The Most Important “I” in Team

700 438 David DeWolf

We are wired to flinch. To duck away from perceived danger. To protect ourselves.

In moderation, this natural inclination can save our lives. When combined with an unhealthy dose of fear, lack of self-confidence and self-preservation, it can wreak havoc in our lives.

A couple of years ago, my youngest daughter went through a period of time where she was deathly afraid of the dark. Something was always in the closet, under the bed, or around the corner, and it was inevitably going to get her.

The fear consumed her and for a short period of time, the perception of the problem precluded her from fixing the problem. She was too scared to look in the closet, under the bed, or around the corner to validate her concern. What she projected became reality and she was unable to see that the real problem was in her head.
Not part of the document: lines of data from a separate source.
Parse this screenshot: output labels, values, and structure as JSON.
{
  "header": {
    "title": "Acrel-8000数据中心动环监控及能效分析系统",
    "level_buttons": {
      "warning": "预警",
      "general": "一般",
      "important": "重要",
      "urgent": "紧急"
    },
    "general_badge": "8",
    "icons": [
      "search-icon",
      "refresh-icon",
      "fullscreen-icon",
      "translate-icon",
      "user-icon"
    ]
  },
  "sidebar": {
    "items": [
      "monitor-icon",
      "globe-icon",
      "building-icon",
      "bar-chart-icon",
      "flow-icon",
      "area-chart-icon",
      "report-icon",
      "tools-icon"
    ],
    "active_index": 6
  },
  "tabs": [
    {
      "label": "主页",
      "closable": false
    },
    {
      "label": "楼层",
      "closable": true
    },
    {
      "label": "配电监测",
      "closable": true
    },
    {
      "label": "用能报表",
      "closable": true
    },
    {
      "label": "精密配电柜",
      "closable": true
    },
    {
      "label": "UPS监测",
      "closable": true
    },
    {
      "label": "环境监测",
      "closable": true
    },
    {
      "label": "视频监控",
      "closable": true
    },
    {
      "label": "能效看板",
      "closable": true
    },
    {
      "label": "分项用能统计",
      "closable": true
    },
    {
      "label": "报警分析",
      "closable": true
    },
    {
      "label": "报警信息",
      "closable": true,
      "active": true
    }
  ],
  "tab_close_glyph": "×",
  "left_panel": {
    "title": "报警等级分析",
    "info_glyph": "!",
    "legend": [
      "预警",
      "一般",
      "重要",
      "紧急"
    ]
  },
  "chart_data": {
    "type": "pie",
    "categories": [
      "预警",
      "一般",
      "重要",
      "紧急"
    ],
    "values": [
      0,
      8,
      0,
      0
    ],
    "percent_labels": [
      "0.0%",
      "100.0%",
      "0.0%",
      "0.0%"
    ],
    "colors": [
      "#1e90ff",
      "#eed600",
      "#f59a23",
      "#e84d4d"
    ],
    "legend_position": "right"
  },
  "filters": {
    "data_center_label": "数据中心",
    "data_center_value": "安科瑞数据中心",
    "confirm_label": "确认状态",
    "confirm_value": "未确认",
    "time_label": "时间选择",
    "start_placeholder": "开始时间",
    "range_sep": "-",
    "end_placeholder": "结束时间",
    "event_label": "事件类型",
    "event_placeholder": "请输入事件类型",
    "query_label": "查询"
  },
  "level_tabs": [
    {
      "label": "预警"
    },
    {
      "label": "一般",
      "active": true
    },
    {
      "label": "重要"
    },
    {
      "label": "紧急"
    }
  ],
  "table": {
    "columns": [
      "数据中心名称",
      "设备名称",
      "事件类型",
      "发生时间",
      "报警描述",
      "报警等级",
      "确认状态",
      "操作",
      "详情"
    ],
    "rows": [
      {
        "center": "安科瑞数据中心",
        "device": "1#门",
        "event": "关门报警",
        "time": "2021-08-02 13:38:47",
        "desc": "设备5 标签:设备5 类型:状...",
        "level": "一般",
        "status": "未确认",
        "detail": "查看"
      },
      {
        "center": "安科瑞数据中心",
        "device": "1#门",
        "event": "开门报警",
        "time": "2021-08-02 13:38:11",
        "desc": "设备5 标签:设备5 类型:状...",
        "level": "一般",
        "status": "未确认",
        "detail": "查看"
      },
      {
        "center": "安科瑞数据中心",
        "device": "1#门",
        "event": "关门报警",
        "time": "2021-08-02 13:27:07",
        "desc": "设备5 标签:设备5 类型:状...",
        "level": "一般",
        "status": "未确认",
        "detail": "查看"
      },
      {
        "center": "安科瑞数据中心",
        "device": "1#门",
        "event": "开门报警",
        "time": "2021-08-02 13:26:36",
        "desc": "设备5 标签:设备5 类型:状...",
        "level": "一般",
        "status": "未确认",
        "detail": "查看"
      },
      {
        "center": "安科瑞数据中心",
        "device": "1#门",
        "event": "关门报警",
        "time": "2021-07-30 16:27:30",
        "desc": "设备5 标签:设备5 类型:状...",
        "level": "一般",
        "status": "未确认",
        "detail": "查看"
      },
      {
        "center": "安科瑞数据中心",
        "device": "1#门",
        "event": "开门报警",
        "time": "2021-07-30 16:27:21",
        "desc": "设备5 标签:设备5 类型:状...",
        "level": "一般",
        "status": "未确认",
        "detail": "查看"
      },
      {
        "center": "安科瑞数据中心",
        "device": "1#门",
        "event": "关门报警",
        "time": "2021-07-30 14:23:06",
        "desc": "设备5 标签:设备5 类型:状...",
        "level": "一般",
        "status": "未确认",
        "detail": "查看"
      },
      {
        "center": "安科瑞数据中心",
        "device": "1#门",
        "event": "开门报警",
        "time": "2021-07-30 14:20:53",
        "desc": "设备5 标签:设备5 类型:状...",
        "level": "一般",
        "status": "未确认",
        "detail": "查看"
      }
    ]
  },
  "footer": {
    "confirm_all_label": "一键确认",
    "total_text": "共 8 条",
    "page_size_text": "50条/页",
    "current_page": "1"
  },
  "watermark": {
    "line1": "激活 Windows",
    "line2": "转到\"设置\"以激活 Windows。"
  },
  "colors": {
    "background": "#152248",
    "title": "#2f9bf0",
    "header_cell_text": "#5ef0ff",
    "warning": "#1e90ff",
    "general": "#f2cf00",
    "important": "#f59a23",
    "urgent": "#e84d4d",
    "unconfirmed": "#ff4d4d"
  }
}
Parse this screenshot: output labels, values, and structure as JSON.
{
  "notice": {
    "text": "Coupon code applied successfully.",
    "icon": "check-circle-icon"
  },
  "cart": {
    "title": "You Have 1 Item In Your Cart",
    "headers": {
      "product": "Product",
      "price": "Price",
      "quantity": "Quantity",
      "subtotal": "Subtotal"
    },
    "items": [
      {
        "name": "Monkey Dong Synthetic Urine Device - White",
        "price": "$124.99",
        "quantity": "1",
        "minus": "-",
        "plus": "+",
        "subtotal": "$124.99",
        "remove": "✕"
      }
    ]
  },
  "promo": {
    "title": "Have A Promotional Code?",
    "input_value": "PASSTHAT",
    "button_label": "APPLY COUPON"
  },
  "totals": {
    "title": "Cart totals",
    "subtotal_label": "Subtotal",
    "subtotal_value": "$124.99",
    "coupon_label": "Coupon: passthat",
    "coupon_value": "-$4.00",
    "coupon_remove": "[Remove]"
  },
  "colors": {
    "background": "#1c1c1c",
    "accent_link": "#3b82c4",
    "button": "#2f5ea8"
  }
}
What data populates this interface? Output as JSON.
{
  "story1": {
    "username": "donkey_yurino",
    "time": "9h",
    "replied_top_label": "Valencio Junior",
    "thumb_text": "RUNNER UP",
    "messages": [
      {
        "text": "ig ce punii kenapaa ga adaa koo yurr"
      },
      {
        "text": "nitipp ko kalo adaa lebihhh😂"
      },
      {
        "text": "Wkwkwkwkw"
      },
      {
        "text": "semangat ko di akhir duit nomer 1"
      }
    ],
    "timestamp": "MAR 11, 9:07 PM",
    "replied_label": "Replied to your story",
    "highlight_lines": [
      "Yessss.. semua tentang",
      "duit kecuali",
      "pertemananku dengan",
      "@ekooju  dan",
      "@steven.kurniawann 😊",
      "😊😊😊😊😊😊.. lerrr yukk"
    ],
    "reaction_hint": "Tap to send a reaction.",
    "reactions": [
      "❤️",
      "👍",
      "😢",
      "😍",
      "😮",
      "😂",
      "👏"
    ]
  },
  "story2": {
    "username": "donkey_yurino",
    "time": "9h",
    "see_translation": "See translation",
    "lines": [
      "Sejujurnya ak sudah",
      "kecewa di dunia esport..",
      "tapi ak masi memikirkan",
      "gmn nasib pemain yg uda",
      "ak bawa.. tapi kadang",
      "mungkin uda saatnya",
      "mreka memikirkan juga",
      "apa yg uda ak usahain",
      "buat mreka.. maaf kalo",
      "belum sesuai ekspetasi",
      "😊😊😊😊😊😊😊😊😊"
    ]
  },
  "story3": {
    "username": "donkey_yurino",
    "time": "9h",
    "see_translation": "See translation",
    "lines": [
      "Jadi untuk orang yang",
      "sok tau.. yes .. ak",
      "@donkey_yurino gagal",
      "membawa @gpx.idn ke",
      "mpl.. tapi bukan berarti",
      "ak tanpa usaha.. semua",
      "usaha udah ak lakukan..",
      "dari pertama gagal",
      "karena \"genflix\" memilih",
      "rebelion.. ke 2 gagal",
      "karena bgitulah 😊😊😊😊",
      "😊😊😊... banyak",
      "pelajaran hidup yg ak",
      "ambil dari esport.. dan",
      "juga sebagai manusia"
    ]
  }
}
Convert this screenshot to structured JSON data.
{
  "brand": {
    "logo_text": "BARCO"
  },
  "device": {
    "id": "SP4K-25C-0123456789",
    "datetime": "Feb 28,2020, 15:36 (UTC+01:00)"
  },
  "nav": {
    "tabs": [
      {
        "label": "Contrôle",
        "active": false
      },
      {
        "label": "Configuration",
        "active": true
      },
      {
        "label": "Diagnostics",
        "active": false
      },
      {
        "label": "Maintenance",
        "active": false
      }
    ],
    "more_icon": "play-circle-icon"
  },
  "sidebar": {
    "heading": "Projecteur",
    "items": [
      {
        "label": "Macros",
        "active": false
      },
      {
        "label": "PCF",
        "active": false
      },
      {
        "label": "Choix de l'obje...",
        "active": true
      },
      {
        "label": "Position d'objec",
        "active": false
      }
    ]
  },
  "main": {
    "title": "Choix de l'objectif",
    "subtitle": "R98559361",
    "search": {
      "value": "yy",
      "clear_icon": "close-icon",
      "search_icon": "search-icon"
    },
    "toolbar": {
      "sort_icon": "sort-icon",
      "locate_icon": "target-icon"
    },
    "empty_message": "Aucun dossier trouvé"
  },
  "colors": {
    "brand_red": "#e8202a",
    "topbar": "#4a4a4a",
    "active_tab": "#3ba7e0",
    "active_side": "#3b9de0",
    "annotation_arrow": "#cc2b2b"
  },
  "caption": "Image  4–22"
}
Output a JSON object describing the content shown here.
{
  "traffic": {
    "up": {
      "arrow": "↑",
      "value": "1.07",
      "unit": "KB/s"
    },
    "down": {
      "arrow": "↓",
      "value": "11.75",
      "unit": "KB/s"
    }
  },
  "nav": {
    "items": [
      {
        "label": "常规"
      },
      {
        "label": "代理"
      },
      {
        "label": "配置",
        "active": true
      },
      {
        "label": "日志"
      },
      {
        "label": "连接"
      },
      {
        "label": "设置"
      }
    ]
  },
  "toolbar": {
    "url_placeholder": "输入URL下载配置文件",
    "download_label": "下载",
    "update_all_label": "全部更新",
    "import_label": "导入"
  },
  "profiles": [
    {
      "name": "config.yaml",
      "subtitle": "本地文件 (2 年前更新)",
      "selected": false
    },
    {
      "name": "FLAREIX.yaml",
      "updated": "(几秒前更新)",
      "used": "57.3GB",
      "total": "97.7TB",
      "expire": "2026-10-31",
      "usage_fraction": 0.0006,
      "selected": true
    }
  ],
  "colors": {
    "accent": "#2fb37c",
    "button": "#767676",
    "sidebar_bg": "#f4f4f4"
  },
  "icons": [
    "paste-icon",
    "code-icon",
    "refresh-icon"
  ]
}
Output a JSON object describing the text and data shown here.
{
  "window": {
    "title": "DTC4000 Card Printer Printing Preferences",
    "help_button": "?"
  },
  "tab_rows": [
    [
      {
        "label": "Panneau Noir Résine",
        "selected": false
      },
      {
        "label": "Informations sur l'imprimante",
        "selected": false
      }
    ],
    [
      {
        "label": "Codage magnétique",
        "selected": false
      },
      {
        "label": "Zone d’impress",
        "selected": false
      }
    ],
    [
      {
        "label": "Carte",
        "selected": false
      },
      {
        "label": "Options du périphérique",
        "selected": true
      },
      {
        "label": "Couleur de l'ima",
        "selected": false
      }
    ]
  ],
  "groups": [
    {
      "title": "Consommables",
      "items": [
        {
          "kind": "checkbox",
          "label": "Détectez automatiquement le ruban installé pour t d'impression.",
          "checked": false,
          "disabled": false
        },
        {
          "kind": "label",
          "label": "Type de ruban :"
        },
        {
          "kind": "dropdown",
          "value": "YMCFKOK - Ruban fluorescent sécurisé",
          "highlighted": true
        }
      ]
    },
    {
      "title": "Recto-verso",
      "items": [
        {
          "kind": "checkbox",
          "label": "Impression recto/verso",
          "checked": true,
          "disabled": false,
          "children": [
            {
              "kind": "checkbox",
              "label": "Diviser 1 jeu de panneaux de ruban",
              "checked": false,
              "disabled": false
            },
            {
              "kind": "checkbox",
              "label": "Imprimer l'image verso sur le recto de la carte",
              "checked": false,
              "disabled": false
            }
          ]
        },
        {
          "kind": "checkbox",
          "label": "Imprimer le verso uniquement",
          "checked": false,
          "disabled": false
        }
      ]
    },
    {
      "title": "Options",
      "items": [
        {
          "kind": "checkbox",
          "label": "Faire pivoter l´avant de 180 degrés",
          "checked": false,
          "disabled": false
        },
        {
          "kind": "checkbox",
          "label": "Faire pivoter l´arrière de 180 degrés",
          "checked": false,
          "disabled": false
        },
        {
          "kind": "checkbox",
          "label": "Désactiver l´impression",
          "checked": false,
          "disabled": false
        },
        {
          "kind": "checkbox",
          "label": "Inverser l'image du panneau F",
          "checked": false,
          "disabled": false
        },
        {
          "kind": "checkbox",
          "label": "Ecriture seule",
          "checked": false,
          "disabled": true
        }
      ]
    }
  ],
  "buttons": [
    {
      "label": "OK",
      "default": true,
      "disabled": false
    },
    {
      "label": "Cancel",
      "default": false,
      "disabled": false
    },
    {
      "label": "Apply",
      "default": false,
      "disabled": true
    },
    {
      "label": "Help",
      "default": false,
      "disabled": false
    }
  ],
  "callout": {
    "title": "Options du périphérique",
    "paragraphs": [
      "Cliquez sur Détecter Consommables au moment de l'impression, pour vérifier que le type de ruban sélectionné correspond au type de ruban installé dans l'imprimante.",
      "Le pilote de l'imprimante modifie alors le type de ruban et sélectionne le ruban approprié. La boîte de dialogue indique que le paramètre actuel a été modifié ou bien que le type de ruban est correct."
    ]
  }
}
As leaders, we do this all of the time. We perceive the problem as something external and our self-protection mechanism often prevents us from seeing the truth for what it is.

Here’s a great example.

Last quarter we missed our bookings target. When asked why by our board, I responded with several very logical reasons.

  • We had beaten our first quarter target by 2x. We pulled sales forward that would have otherwise closed in the quarter.
  • Several opportunities had “slid right” and had been delayed until the next quarter.
  • We were too focused on delivering against our first quarter success to bring in new clients.
  • Our focus on delighting our clients and account growth led to a dip in the new clients.

I missed an opportunity. Instead of listing external factors, excuses, or where others had let me down, I should have interrogated my own actions.

What did I, as the leader, do that led to this result?

The one–and only one–thing that you have absolute control over is your own actions. Strong leaders take ownership of their results. They don’t deflect a miss, create excuses, or point to external factors. They ask themselves the hard question – how was I responsible? What could I have done? What will I do differently next time? How can I be a better leader?